• [Directions for this task] Copy every line of the records that includes the word "comments".

• [Record set]
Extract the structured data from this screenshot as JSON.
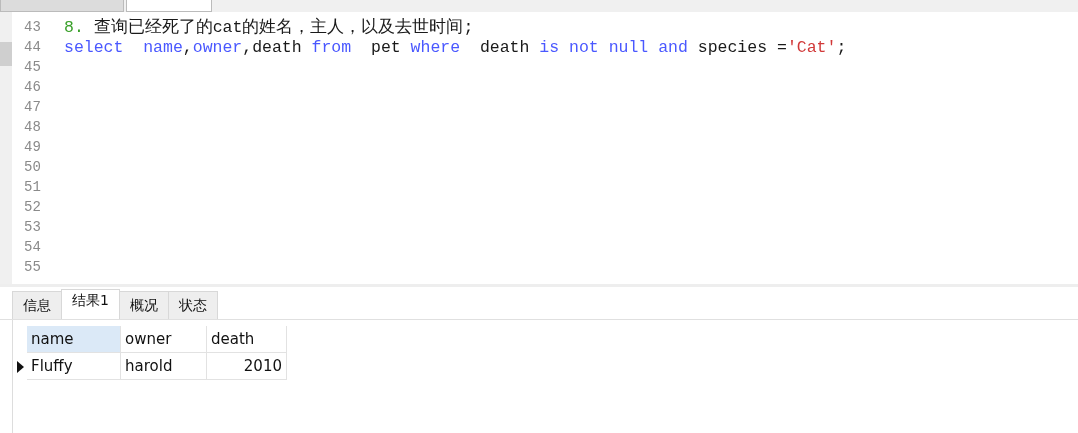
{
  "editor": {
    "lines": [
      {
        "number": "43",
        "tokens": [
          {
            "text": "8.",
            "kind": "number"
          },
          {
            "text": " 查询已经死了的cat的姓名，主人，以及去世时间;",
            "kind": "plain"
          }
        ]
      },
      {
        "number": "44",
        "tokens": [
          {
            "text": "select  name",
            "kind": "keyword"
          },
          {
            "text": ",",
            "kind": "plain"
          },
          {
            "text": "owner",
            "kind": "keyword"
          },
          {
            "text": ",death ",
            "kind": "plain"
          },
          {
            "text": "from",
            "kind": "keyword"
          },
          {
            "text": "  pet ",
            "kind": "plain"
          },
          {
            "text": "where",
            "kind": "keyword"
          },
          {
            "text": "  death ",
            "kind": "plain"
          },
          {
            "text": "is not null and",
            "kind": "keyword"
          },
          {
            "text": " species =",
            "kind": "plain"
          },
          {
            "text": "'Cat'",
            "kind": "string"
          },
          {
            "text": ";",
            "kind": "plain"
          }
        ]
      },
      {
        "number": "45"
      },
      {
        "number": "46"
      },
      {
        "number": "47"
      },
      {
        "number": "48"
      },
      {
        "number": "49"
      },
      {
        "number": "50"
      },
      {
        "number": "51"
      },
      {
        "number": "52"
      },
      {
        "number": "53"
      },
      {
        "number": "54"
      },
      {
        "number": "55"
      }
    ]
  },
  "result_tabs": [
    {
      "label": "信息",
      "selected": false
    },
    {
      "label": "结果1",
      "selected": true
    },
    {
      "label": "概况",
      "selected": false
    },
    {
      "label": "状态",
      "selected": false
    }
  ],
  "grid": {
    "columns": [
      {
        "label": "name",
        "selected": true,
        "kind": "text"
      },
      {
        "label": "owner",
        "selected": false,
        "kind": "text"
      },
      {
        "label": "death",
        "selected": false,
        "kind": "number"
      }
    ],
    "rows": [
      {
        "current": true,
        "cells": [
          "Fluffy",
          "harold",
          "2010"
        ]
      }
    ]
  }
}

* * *

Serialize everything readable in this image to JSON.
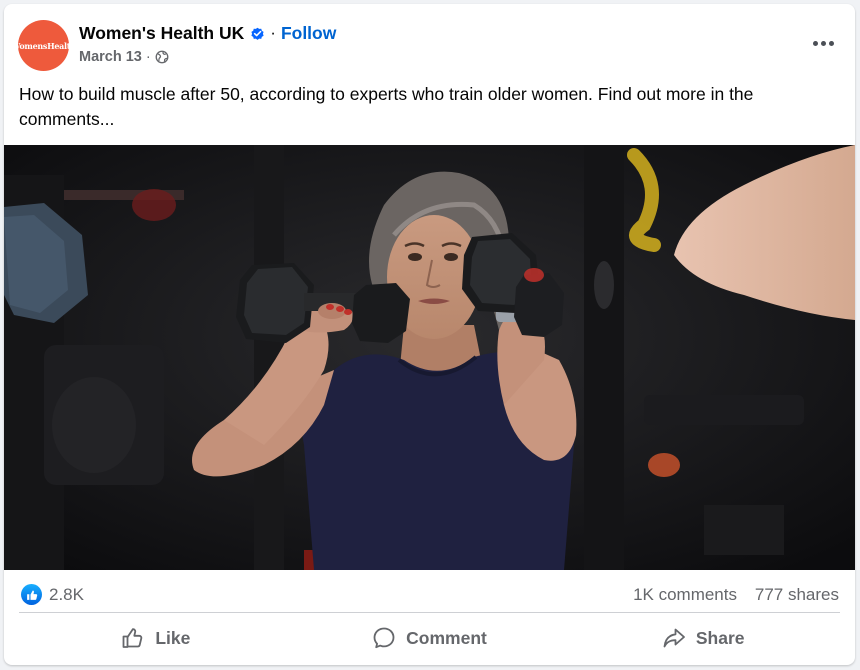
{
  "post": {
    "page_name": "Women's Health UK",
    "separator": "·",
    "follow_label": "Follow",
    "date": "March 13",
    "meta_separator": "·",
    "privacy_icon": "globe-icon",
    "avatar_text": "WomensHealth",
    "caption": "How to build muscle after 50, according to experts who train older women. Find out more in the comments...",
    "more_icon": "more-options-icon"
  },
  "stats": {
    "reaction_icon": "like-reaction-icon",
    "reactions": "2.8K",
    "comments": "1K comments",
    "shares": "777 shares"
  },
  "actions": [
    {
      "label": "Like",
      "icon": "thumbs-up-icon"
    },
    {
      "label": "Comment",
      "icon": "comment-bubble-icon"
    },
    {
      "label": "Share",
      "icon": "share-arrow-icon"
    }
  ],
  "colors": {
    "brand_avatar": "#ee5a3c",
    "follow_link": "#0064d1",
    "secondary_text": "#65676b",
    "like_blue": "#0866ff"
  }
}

• [Response box]
    "caption": "How to build muscle after 50, according to experts who train older women. Find out more in the comments...",
    "comments": "1K comments",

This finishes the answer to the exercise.